STNA (State Tested Nursing Assistant) – You’ll see this term only in the state of Ohio, where they refer to CNAs as STNAs. They are exactly the same position, the only difference is that STNAs are certified in OH.
LNA (Licensed Nursing Assistant) – New Hampshire refers to their nurse aides as LNAs rather than CNAs or STNAs. If you take a nurse aide course and pass the exam in NH, you are called an LNA rather than a CNA.
Wondering about the difference between CNAs and CMAs? Well, that’s a bit different. Read our blog CMA vs CNA for answers!
What In The World Is An LNA Job?
I received a truly great question the other day – what in the world in an LNA job? A good question – and one that I didn’t know the answer to for a while, so you’re not alone.
First thing’s first – LNA stands for Licensed Nursing Assistant and it’s nearly the same thing as a CNA. The only difference is that an LNA is exclusive to the state of New Hampshire, where they’ve decided to give out licenses under this title, rather than CNA.
An LNA job, is therefore almost exactly the same as a CNA job. The only difference is that LNA jobs are located in NH and you must have attended a state-approved nurse aide program and have a license from NH to practice.
Not so confusing after all! To clear up other confusing caregiver job acronyms, read our blog called CMA vs CNA.
North Dakota Fun Fact: Rugby, ND is the geographical center of North America!
We’re moving through all fifty states on a mission to unveil the mysteries of each state’s caregiver training requirements. This week, we discuss North Dakota Caregiver Training and highlight the requirements for all kinds of caregivers.
First off, in-home care aides or caregivers must ensure core competency in specific topics, based on their agencies and clients. For example, someone with a caregiver job in the home of a senior must have a complete knowledge of how to properly assist with ambulation. This is something that will be observed and monitored by the hiring agency.
North Dakota Caregiver Training also states that Certified Nursing Assistants (CNAs) must enroll in and complete a state-approved CNA school, where they’ll learn the basics of nursing and patient care. After graduating, CNAs must continue to complete 12 hours of CEs annually in order to stay certified to work CNA jobs.
As far as state requirements go, that’s it for North Dakota!

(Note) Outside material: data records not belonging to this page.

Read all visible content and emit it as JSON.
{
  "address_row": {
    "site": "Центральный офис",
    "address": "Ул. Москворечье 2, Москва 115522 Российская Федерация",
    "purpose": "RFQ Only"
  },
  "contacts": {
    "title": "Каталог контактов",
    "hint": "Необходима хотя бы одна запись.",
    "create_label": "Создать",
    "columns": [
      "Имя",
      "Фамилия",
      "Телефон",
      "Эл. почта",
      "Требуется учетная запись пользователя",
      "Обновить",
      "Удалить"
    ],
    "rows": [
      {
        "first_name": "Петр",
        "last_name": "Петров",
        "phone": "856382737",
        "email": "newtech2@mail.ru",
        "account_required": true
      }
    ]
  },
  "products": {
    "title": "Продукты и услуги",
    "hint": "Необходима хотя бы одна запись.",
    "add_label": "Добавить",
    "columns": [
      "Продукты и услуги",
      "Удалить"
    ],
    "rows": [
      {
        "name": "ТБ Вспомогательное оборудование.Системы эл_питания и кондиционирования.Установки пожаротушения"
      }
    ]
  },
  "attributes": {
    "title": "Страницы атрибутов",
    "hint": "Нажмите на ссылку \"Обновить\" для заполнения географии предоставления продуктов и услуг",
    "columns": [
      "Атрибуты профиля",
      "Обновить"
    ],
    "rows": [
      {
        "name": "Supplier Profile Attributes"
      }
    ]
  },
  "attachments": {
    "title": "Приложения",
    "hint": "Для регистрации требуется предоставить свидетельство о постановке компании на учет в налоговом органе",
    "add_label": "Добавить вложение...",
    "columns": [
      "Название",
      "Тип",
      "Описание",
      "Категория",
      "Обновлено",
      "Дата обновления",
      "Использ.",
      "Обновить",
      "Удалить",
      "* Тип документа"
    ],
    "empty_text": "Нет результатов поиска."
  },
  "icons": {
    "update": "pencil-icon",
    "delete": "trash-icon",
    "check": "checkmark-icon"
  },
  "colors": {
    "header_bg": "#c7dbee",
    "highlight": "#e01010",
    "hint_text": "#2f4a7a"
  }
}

Interested in CNA school? Check out our blog CNA School – What Will You Learn? to discover the basic curriculum for great CNA programs.